The server stack is growing increasingly open. Much of the software for maintaining our collection of servers is now largely open source thanks to the proliferation of Linux, but the operating system is just the beginning. Almost everything built on top of -- or below -- the operating system is also available as an open source package.
OpenStack is a collection of open source packages that let you build a cloud that rivals Amazon's. If you want your cloud to work the same way Amazon's does, using the same scripts and commands, open source offers that too: Eucalyptus. The cloud companies are using open source's flexibility as a way to lure people into their infrastructures. If things don't work out and you want to leave, open source presumably provides the exit. As Eucalyptus is to Amazon, an OpenStack cloud in your data center should behave like the OpenStack clouds run by Rackspace and HP by answering to the same commands.
The Bossie Awards also focus on an increasingly important layer, the one that keeps all of these machines in the cloud in line. Orchestration tools such as Puppet, Chef, and Salt serve the needs of the harried sys admins who must organize the various servers by making sure they're running the right combination of software, patches, libraries, and extensions. These tools ensure the code will be the right versions, the services will be initialized, and everything will start and stop as it's supposed to do. They automate the tasks that keep the entire cloud in harmony.
Once the machines are configured, another popular layer for the enterprise gets the servers working together on answers to big questions. The cloud is not just for databases and Web serving because more and more complex analytical work is being done by clusters of machines that get spun up to handle big mathematical jobs. Hadoop is a buzzword that refers to both the core software for running massively parallel jobs and the constellation of fat packages that help Hadoop find the answers. Most of these companions are open source too, and a number of them made the list for our awards.
These tools for big data are often closely aligned with the world of NoSQL data stores that offer lightweight storage for extremely large data sets. This next generation of data storage is dominated by open source offerings, and we've recognized several that grew more sophisticated, more stable, and more essential this year. The information for the increasingly social and networked Internet is stored in open source tools.

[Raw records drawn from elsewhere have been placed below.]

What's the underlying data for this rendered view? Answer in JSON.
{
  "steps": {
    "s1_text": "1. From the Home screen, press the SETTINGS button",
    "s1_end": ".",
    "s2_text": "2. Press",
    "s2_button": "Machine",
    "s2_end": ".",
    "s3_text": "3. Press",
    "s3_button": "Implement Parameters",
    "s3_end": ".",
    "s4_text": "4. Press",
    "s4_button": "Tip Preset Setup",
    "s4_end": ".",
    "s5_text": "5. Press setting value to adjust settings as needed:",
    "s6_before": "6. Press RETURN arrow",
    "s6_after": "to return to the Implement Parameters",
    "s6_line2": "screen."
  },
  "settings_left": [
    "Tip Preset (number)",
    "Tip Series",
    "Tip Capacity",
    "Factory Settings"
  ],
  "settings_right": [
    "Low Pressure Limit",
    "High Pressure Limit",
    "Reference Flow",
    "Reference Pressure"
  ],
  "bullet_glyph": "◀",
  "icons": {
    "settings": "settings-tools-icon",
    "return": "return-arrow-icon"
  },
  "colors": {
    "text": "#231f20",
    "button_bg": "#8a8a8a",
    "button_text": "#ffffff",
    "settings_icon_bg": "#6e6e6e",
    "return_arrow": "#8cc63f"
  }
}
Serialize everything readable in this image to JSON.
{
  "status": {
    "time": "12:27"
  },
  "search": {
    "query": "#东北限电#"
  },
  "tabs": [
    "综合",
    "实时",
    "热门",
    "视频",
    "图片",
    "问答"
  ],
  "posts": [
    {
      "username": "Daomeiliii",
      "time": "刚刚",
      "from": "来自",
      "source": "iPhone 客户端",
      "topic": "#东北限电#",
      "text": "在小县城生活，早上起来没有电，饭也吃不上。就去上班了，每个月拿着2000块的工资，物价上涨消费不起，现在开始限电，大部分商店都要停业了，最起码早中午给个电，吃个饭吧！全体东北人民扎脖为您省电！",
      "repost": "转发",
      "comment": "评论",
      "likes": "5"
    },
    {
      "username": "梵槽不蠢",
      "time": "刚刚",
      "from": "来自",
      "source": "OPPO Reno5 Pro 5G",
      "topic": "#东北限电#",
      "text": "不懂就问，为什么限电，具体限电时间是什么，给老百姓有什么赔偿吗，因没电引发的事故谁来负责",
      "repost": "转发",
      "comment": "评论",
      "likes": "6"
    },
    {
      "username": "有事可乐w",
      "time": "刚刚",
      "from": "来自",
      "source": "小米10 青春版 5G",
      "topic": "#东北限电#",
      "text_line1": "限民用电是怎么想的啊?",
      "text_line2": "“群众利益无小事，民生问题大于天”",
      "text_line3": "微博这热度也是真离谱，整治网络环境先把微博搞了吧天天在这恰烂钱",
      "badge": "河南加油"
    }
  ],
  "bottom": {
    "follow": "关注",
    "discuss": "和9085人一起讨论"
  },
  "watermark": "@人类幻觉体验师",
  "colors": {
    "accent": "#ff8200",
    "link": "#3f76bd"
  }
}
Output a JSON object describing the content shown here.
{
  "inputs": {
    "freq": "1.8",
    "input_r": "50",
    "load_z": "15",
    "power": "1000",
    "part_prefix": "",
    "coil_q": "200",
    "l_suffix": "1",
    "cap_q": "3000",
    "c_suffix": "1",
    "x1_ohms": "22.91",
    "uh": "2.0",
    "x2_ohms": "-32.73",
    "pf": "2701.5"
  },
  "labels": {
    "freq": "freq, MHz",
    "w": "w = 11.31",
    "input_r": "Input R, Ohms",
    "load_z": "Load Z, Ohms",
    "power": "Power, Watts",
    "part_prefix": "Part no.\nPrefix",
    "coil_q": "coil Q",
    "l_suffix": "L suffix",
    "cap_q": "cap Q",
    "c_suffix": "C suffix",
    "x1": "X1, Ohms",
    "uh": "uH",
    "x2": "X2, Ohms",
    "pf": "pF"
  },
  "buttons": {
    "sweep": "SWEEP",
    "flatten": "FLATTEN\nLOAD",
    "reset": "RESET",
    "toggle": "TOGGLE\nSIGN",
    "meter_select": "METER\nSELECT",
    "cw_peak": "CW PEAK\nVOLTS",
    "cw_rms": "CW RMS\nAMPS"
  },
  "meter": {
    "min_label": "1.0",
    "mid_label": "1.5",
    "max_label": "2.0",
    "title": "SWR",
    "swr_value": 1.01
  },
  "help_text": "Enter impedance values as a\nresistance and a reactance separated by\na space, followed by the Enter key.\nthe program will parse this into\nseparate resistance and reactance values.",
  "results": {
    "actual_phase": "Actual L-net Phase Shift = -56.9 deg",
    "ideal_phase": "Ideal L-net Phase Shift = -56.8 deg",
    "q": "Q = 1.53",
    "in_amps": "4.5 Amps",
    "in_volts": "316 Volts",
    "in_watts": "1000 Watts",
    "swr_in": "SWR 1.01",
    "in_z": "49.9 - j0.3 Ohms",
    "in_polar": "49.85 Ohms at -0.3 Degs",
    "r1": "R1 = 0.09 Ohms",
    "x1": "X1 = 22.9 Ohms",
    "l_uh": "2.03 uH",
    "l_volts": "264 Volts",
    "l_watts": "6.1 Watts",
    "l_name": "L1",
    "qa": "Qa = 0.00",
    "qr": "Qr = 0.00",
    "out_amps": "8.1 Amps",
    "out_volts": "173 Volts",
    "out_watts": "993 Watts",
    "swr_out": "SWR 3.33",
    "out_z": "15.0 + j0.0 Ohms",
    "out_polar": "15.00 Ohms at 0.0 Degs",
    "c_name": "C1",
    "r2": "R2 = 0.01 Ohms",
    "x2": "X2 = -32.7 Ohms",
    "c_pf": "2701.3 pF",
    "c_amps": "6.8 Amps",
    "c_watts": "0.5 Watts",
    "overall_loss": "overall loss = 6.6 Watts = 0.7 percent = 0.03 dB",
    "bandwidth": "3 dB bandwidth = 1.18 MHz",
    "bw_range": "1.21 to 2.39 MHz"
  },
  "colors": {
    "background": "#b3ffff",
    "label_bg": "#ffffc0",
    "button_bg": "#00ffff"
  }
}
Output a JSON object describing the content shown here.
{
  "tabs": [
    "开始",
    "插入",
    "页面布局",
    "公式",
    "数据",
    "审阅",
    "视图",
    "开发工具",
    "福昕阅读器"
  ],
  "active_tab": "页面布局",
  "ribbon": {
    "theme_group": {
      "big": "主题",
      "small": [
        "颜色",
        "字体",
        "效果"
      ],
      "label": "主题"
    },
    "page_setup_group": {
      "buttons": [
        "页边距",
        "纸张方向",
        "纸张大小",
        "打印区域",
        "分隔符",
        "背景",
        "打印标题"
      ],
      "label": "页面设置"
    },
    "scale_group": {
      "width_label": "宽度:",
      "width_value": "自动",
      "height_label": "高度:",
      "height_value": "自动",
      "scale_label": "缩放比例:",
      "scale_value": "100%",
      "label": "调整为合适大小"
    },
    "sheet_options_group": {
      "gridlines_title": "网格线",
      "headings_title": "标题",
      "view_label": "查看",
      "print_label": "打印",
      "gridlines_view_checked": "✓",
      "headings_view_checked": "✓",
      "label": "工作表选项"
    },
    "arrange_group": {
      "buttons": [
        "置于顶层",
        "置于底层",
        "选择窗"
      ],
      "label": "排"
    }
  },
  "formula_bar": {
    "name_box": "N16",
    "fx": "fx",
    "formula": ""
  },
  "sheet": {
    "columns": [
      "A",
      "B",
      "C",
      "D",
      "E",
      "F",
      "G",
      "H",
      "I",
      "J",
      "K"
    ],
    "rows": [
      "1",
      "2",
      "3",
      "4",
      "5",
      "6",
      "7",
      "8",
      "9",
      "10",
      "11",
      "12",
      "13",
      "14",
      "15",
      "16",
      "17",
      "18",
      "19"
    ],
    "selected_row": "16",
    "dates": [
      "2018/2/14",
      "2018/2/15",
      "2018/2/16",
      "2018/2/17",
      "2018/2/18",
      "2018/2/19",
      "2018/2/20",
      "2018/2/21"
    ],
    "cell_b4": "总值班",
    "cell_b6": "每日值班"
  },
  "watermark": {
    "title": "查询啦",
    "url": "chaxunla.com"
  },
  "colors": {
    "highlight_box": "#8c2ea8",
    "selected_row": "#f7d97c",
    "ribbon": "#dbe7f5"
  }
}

By the way, the past roles for open source aren't forgotten -- they've simply begun to morph. Some of the awards go to a core of old-fashioned tools that continue to grow more robust. Python, Ruby, WordPress, and the old standard OpenOffice (in a freshly minted version 4) are better and stronger than ever. Firefox -- both the browser and the operating system -- received Bossies, illustrating the enduring strength of the openness of HTML and the World Wide Web.